■ **Data records for software interfaces**:
+--
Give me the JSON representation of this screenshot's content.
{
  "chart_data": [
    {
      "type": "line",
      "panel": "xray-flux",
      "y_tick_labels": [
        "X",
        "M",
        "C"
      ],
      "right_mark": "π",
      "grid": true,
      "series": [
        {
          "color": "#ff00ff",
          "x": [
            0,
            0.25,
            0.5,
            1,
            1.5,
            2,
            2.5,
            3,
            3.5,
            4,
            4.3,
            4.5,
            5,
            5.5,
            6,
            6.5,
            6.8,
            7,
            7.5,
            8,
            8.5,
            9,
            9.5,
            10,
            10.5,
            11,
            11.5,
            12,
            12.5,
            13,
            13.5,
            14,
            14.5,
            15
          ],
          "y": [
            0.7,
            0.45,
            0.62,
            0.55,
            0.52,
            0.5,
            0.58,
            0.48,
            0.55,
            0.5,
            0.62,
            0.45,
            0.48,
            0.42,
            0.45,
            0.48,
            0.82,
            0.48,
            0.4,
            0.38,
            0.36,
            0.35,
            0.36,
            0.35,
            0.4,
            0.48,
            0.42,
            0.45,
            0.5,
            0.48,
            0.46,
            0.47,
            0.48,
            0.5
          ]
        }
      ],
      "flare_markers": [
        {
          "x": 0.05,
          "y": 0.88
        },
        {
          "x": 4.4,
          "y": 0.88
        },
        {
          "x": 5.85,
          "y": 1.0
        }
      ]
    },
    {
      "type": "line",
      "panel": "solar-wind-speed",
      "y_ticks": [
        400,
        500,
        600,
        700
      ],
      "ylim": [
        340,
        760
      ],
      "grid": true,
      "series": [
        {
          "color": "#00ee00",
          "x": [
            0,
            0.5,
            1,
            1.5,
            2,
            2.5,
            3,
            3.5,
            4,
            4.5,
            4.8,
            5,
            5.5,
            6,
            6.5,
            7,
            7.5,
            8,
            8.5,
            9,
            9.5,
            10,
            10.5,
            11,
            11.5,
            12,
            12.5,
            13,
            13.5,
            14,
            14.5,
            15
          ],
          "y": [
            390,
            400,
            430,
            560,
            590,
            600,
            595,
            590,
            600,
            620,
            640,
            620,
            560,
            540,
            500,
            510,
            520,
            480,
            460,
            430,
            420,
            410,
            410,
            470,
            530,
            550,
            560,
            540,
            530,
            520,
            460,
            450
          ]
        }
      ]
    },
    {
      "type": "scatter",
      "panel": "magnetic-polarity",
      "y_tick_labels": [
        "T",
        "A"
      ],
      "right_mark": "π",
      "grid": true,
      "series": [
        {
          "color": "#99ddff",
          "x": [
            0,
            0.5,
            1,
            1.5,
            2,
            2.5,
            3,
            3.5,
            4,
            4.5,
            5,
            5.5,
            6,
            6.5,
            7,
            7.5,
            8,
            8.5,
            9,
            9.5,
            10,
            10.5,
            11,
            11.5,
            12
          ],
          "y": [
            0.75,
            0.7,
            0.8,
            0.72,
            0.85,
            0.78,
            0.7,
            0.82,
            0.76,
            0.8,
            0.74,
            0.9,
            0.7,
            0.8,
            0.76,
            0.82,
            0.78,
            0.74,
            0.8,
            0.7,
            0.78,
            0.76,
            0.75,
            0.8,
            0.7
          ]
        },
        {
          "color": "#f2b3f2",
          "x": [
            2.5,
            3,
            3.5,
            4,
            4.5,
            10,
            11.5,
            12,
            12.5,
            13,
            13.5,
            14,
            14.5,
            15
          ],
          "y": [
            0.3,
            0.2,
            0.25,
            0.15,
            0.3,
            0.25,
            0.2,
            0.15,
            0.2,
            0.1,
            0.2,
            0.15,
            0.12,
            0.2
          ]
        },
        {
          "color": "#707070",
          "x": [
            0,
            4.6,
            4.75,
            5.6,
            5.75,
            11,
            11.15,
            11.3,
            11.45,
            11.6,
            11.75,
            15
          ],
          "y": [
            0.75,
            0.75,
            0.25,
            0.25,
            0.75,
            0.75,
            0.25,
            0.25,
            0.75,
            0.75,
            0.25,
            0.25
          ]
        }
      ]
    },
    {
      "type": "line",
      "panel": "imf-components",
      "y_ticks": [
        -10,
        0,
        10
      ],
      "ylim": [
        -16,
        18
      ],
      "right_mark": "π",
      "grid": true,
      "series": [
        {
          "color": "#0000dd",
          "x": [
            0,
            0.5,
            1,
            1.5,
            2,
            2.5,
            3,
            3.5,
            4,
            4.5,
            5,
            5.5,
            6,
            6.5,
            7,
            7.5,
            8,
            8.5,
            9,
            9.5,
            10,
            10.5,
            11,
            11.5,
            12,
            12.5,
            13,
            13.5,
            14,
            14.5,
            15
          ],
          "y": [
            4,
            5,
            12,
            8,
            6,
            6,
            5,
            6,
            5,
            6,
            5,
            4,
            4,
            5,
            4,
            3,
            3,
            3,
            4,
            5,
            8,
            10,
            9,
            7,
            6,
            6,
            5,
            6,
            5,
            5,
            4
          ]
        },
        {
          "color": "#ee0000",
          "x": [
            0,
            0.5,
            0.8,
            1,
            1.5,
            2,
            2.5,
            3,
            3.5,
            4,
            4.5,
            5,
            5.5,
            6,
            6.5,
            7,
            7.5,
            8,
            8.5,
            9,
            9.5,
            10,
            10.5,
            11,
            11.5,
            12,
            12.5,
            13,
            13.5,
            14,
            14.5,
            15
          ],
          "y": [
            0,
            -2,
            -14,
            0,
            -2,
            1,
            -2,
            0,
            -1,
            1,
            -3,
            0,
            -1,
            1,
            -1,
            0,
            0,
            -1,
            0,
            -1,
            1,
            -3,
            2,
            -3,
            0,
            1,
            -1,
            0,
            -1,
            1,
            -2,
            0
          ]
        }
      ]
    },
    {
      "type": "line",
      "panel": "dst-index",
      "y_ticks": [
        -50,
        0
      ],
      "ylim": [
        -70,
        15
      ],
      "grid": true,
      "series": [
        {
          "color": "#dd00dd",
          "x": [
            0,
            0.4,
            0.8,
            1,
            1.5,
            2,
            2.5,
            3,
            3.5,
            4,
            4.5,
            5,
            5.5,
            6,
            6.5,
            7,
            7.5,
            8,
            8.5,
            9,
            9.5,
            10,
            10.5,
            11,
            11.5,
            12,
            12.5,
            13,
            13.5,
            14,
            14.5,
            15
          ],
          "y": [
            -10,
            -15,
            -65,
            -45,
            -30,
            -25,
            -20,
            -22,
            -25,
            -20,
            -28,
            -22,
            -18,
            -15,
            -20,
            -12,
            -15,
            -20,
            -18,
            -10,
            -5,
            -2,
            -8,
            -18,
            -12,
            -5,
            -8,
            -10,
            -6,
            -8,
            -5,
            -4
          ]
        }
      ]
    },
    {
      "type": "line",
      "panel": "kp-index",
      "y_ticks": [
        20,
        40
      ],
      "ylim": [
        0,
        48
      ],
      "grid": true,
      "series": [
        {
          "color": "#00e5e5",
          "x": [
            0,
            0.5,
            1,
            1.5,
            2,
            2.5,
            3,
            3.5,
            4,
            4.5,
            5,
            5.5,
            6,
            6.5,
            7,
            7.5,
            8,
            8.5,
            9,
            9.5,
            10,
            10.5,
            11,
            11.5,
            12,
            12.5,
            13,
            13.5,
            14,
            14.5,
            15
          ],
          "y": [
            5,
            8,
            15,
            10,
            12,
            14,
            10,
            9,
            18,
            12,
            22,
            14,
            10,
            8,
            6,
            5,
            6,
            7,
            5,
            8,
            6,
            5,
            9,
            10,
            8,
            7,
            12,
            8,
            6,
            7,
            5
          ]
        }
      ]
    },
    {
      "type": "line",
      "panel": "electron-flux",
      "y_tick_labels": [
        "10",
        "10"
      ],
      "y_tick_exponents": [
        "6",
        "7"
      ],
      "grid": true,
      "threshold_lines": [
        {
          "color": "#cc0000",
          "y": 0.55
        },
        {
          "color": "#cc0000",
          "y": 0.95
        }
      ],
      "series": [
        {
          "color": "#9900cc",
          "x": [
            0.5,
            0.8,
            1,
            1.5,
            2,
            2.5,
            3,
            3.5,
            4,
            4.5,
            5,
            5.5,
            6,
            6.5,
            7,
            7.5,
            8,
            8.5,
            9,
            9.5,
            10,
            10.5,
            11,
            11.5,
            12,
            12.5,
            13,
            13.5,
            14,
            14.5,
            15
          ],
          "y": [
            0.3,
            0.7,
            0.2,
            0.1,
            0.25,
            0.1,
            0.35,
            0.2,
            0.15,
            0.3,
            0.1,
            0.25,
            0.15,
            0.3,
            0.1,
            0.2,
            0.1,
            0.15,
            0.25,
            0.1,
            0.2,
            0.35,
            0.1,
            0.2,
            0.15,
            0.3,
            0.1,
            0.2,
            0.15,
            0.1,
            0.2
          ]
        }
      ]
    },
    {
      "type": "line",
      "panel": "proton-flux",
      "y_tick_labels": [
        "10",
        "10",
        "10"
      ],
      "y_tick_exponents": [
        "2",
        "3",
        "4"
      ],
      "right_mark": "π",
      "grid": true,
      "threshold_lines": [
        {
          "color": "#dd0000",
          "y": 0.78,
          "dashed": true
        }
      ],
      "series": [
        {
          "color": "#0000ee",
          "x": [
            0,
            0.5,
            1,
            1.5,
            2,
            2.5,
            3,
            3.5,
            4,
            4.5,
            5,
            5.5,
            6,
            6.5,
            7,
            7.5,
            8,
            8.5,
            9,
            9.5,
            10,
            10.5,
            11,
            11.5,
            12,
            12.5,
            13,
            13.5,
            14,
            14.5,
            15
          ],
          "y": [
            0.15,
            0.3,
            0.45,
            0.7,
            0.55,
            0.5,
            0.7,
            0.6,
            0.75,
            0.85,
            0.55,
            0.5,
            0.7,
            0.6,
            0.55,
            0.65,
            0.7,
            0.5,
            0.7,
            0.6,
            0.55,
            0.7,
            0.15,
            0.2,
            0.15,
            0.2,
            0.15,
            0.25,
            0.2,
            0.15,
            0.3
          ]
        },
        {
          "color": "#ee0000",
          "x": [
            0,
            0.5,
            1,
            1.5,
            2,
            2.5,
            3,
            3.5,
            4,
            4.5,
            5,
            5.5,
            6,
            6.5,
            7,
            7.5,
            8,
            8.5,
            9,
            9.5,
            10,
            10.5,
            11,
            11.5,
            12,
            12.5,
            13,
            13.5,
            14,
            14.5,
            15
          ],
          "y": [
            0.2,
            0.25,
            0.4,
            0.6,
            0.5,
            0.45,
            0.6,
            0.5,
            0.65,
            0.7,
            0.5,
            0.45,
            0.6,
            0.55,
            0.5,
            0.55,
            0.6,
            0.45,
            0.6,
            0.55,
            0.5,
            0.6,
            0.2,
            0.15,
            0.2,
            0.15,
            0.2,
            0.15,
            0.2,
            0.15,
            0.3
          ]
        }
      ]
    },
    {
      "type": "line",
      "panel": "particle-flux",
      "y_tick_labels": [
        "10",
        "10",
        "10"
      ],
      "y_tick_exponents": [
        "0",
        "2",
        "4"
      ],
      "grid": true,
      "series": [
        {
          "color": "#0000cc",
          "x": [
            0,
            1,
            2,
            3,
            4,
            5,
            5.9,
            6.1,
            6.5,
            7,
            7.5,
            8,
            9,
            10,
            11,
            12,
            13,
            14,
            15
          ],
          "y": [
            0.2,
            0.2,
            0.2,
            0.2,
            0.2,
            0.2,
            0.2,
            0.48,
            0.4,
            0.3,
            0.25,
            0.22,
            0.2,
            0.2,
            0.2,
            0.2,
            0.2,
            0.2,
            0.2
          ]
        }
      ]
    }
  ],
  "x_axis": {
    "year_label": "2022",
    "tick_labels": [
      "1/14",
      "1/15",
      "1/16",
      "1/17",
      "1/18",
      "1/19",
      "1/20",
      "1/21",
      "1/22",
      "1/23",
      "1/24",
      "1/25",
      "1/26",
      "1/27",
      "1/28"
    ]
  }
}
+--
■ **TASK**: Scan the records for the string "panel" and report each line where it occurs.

■ **SOLUTION TO THE EXERCISE**:
      "panel": "xray-flux",
      "panel": "solar-wind-speed",
      "panel": "magnetic-polarity",
      "panel": "imf-components",
      "panel": "dst-index",
      "panel": "kp-index",
      "panel": "electron-flux",
      "panel": "proton-flux",
      "panel": "particle-flux",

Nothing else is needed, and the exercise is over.